It were useless to narrate the disputation that followed. It was a mock debate, and was intended only as a blind to the nation; and we notice it here for this reason—that it shows us the Fathers of the English Reformation bearing their dying testimony against the doctrine of the bodily presence of Christ in the Eucharist, a tenet around which all the other doctrines of Rome cluster and on which so many of them are built.

The face of England was every day becoming more Popish. All the Protestant preachers had been silenced, and a crowd of ignorant priests rushed in to fill their places. These men abstained from marriage which God has ordained, but not from the uncleanness which God has forbidden. Mass was restored in every parish. Holidays were ordered to be kept. Auricular confession, in Bonners's diocese, was made obligatory on all above twelve years of age. Worship was performed in an unknown tongue. The Popish symbols were restored in the churches, the streets, and the highways. The higher clergy dazzled the spectators by magnificent processions; the lower clergy quarreled with their parishioners for candles, eggs on Good Friday, dirge-groats, and fees for saying mass for souls in purgatory. The youth were compelled to attend school, where they were carefully instructed in the Popish faith.

In April, 1554, a new Parliament assembled, and the Spanish gold having done its work, the measures necessary for completing the nation's subjection to the Pope's authority were rapidly proceeded with.
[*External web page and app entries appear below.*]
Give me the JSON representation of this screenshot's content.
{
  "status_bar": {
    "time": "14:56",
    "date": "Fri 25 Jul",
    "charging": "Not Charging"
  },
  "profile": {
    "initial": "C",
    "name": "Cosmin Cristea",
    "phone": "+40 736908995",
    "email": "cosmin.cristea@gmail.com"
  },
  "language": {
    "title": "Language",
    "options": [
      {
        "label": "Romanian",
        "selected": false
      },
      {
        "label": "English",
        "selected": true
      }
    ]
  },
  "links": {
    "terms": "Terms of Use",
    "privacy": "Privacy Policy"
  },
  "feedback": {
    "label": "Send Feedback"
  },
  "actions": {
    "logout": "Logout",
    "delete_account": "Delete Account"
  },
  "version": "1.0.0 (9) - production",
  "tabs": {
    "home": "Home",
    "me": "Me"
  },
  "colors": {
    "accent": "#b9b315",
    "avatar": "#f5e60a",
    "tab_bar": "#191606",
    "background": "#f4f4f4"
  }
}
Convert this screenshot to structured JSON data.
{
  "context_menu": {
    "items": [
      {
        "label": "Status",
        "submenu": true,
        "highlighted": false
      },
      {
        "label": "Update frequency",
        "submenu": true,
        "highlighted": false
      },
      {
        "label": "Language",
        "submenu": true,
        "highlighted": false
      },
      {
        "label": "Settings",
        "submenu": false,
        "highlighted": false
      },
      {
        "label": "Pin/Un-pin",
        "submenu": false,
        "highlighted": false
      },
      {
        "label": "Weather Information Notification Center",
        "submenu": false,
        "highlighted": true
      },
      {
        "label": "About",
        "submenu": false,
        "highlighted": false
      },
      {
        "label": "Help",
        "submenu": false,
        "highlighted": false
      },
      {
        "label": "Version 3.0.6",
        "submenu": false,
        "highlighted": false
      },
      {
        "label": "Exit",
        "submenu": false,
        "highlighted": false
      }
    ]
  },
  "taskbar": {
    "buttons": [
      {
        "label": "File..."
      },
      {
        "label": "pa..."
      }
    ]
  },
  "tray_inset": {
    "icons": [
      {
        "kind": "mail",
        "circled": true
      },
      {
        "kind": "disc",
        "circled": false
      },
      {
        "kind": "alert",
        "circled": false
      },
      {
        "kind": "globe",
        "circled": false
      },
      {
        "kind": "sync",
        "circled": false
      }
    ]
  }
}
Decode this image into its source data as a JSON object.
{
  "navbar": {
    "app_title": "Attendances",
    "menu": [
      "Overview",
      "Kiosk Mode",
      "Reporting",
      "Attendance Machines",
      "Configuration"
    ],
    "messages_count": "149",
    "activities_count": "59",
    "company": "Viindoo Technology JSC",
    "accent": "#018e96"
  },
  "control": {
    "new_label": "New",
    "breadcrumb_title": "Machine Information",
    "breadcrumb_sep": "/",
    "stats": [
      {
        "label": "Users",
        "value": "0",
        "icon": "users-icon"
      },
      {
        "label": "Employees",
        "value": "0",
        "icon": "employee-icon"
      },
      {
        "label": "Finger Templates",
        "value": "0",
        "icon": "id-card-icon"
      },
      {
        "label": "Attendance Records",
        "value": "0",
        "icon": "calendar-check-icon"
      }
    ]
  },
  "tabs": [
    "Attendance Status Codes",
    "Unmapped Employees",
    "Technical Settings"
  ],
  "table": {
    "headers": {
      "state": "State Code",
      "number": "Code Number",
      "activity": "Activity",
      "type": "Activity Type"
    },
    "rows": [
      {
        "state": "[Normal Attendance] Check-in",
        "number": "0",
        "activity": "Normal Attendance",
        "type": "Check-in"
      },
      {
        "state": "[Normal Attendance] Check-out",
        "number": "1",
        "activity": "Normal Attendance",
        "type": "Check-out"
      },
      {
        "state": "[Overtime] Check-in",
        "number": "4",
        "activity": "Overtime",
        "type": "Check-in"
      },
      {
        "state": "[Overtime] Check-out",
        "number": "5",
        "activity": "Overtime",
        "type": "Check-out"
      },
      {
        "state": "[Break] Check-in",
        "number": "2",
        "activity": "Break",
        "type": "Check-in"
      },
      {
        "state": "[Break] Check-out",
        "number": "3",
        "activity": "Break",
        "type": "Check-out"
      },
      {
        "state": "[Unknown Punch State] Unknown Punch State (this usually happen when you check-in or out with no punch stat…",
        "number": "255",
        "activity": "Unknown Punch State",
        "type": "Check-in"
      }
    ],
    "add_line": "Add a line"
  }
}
On the 20th of July, the queen was married to Philip, who henceforward became her chief adviser; and thus the sword of Spain was added to the yoke of Rome. On the 21st of November, Cardinal Pole arrived in England, and immediately entered on his work of reconciling the nation to Rome. He came with powers to give absolution to all heretics who sought it penitently; to pardon all repentant clergymen their irregularities; to soften, by a wise use of the dispensing power, the yoke of ceremonies and fasts to those who had now been for some time unaccustomed to it; and as regarded the abbey lands, which it had been foreseen would be the great difficulty, the legate was instructed to arrange this matter on wonderfully liberal terms. Where he saw fit, he was empowered to permit these lands to be detained by their present holders, that "the recovery of the nation and the salvation of souls" might not be obstructed by worldly interests. These terms being deemed satisfactory on the whole by the Parliament, it proceeded to restore in full dominancy the Papal power. An Act was passed, repealing all the laws made against the supremacy of the Pope in the reign of Henry VIII; the power of punishing heretics with death was given back to the bishops; and the work of reconciling the realm to Rome was consummated by the legate's summoning before him the Parliament and the two Houses of Convocation, to receive on their bended knees his solemn absolution of their heresy and schism. [9] The civil and ecclesiastical estates bowed themselves down at the feet of the Pope's representative. Their own infamy and their country's disgrace being now complete, they ordered bonfires to be lighted, and a Te Deum to be sung, in token of their joy at beholding the Pontificial tiara rising in proud supremacy above the crown of England.

Lectionary Calendar
Tuesday, October 27th, 2020
the Week of Proper 25 / Ordinary 30
Search Historical Writings
Enter query in the box below
To report dead links, typos, or html errors or suggestions about making these resources more useful use our convenient contact form
Powered by Lightspeed Technology